There has been a strong surge in demand for masterpieces in the contemporary art market, in particular for works of modern artists like Gerhard Richter and Clyfford Still.

Though the market is still struggling to emerge from the 2007 astronomical high sale in the contemporary art section which was valued at $2.4 billion during that time, recent reports by  major auction houses like Christie's and Sotheby's have indicated that the current year sales in the contemporary section has been quite high as well.

Particular interest has been seen for the works of the German visual artist, Gerhard Richter, who is known for his abstract and photorealistic painted works.

A 1997 creation by the artist from his Abstraktes Bild series sold for a record value of $20.8 million to luxury tycoon and LVMH chairman Bernard Arnault in October 2011.

This was closely followed by artworks of famous abstract expressionist Clyfford Still which reportedly fetched a record $61.7 million in November 2011.

The surge in sales can be witnessed in the total sales value provided by both Christie's and Sotheby's which showed an increase from $1.2 billion last year to a current $1.7 billion.

The demand for contemporary artworks doesn't stop with renowned luxury connoisseurs; it extends to new buyers too.

The art market is a place for new people these days, Christophe Van de Weghe, a New York-based dealer, said in an interview to Bloomberg.

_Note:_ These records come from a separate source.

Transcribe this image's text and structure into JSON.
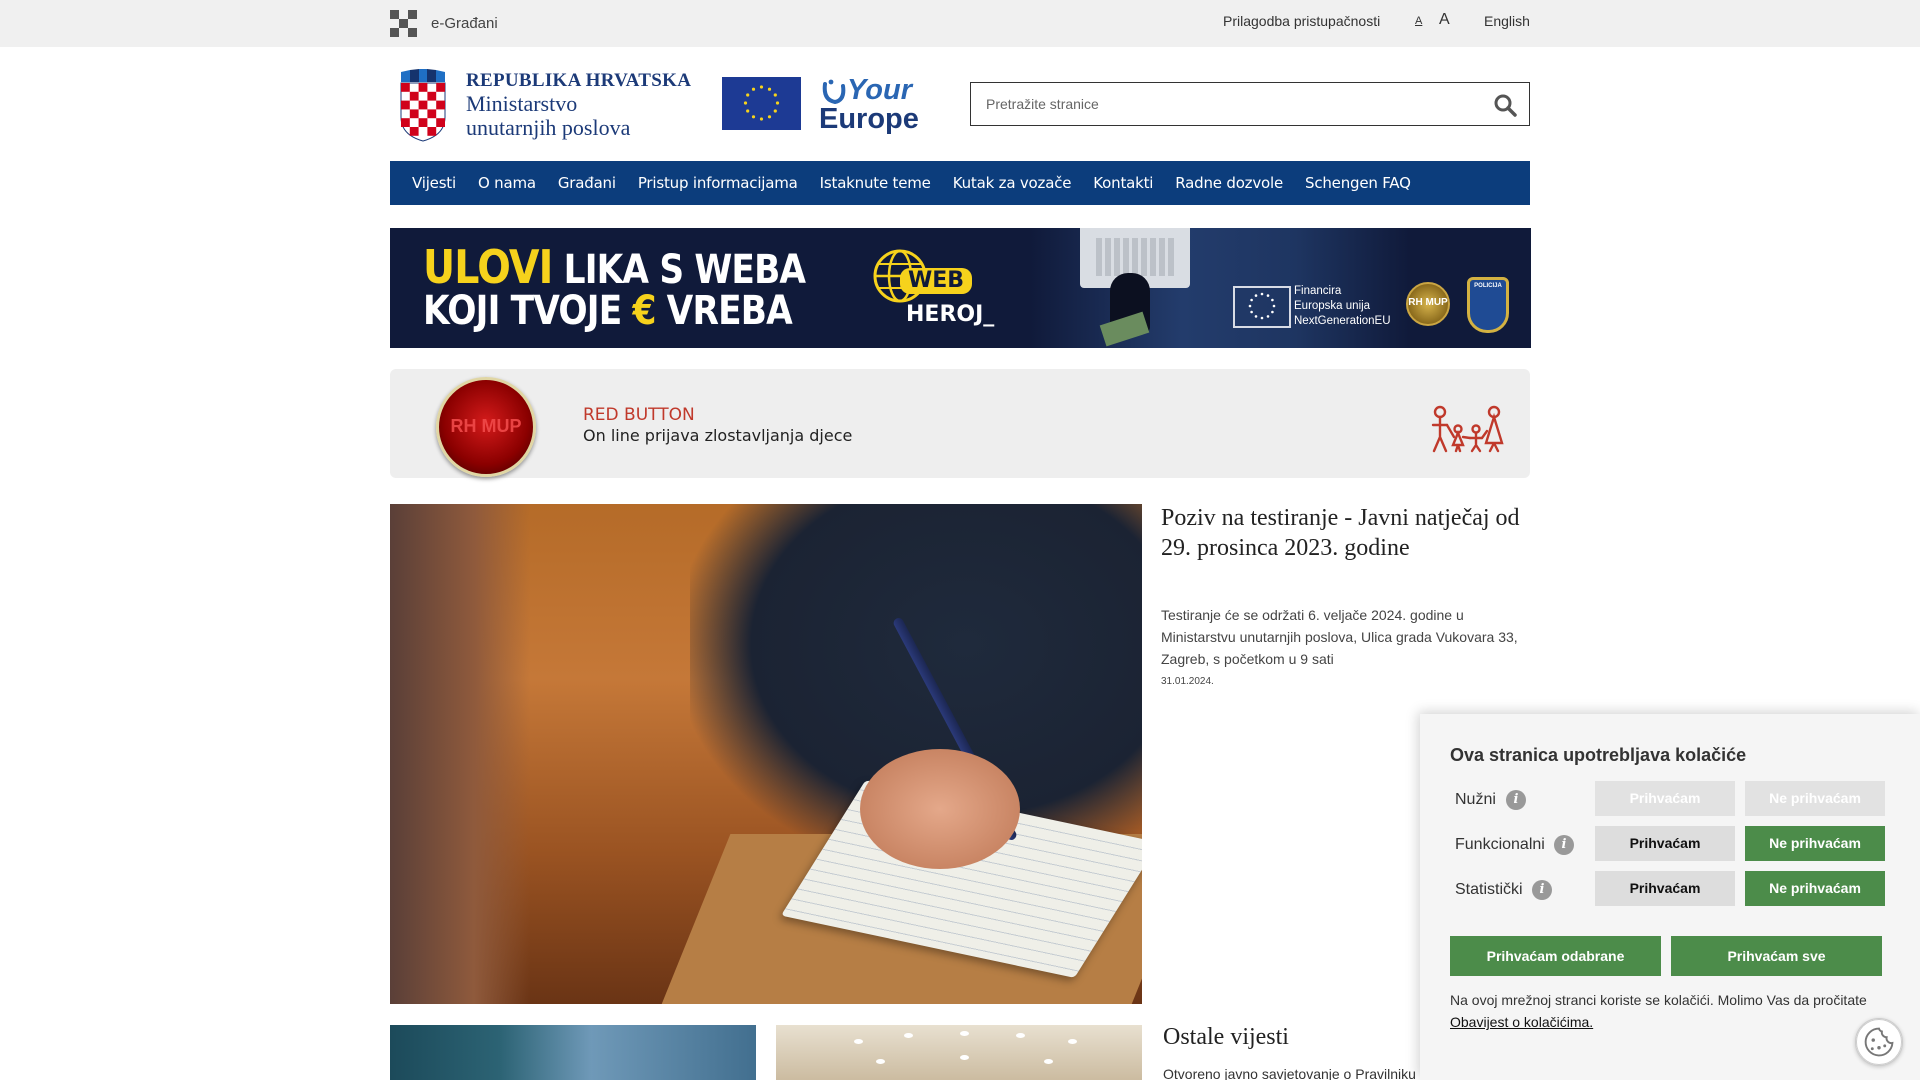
{
  "topbar": {
    "egradani_label": "e-Građani",
    "accessibility_label": "Prilagodba pristupačnosti",
    "font_small": "A",
    "font_large": "A",
    "language": "English"
  },
  "header": {
    "line1": "REPUBLIKA HRVATSKA",
    "line2": "Ministarstvo",
    "line3": "unutarnjih poslova",
    "your_europe_your": "Your",
    "your_europe_europe": "Europe",
    "search_placeholder": "Pretražite stranice",
    "search_icon": "search-icon"
  },
  "nav": {
    "items": [
      "Vijesti",
      "O nama",
      "Građani",
      "Pristup informacijama",
      "Istaknute teme",
      "Kutak za vozače",
      "Kontakti",
      "Radne dozvole",
      "Schengen FAQ"
    ]
  },
  "banner_web": {
    "ulovi": "ULOVI",
    "line1_rest": " LIKA S WEBA",
    "line2_a": "KOJI TVOJE ",
    "euro": "€",
    "line2_b": " VREBA",
    "web": "WEB",
    "heroj": "HEROJ_",
    "eu_funding_1": "Financira",
    "eu_funding_2": "Europska unija",
    "eu_funding_3": "NextGenerationEU",
    "mup_badge": "RH MUP",
    "police_badge": "POLICIJA"
  },
  "banner_red": {
    "button_text": "RH MUP",
    "title": "RED BUTTON",
    "subtitle": "On line prijava  zlostavljanja djece"
  },
  "featured": {
    "title": "Poziv na testiranje - Javni natječaj od 29. prosinca 2023. godine",
    "description": "Testiranje će se održati 6. veljače 2024. godine u Ministarstvu unutarnjih poslova, Ulica grada Vukovara 33, Zagreb, s početkom u 9 sati",
    "date": "31.01.2024."
  },
  "other_news": {
    "heading": "Ostale vijesti",
    "first_item": "Otvoreno javno savjetovanje o Pravilniku"
  },
  "cookies": {
    "title": "Ova stranica upotrebljava kolačiće",
    "rows": [
      {
        "label": "Nužni",
        "accept": "Prihvaćam",
        "reject": "Ne prihvaćam"
      },
      {
        "label": "Funkcionalni",
        "accept": "Prihvaćam",
        "reject": "Ne prihvaćam"
      },
      {
        "label": "Statistički",
        "accept": "Prihvaćam",
        "reject": "Ne prihvaćam"
      }
    ],
    "accept_selected": "Prihvaćam odabrane",
    "accept_all": "Prihvaćam sve",
    "note": "Na ovoj mrežnoj stranci koriste se kolačići. Molimo Vas da pročitate",
    "link": "Obavijest o kolačićima.",
    "info_glyph": "i"
  },
  "colors": {
    "nav_bg": "#0c3d7c",
    "accept_green": "#4c8c4a",
    "red_title": "#c0392b"
  }
}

There are Americans nobody has seen before who are excited by this world and who want an alternative to shares. And then there are buyers coming in from places like India and China. The collectors who bought 15 years ago aren't prepared to pay today's higher prices.

Increased interest is especially seen for classic contemporary works from long-established collections.